Latest from the Journal of Sport for Development.
This study examines the contribution of a recreational adult women’s soccer league in rural Kenya to the development goals of enhancing social support, building community cohesion, and improving women’s emotional health. Using a sequential explanatory mixed methods approach, 702 members of a women’s health and literacy program, 229 of whom played in the program’s soccer league, completed surveys about various aspects of their lives. A five-item scale, perceived support from friends (PSF), queried women’s access to emotional and instrumental support; an exploratory factor analysis confirmed this scale’s suitability as a single measure. Bivariate and multivariate analyses examined attributes associated with PSF. Based on these findings, a purposive sample of 229 soccer league members participated in focus group discussions. Women’s perceptions were examined using thematic analysis. Quantitative findings indicated that soccer league members had greater odds of reporting high social support than their non-soccer-playing peers. Qualitative findings from the final analysis sample of 201 women suggested that soccer provided a social space in which team members formed a network of friendships within and across villages, providing emotional and instrumental support they associated with decreased stress and improved well-being.

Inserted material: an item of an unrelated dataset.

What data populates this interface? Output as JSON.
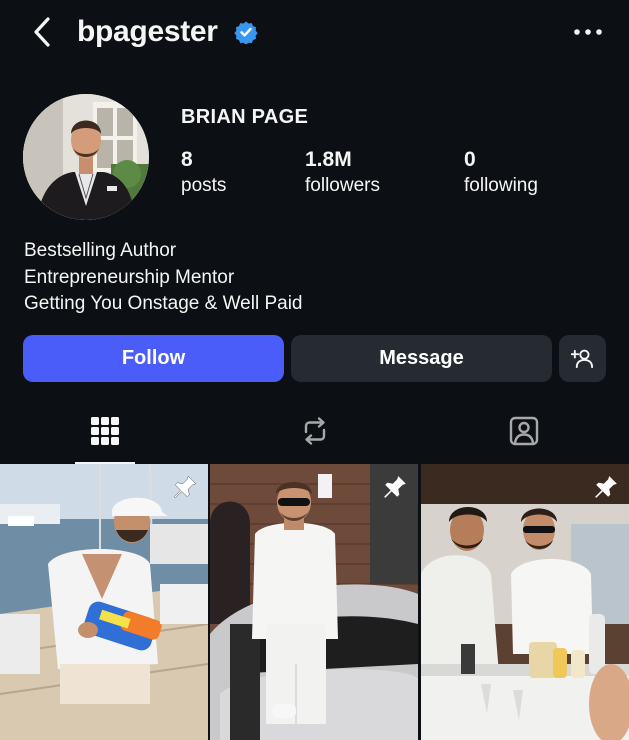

Given the positive effects of soccer on adult women’s lives, similar programs, particularly in rural settings with limited resources, should be considered as development strategies.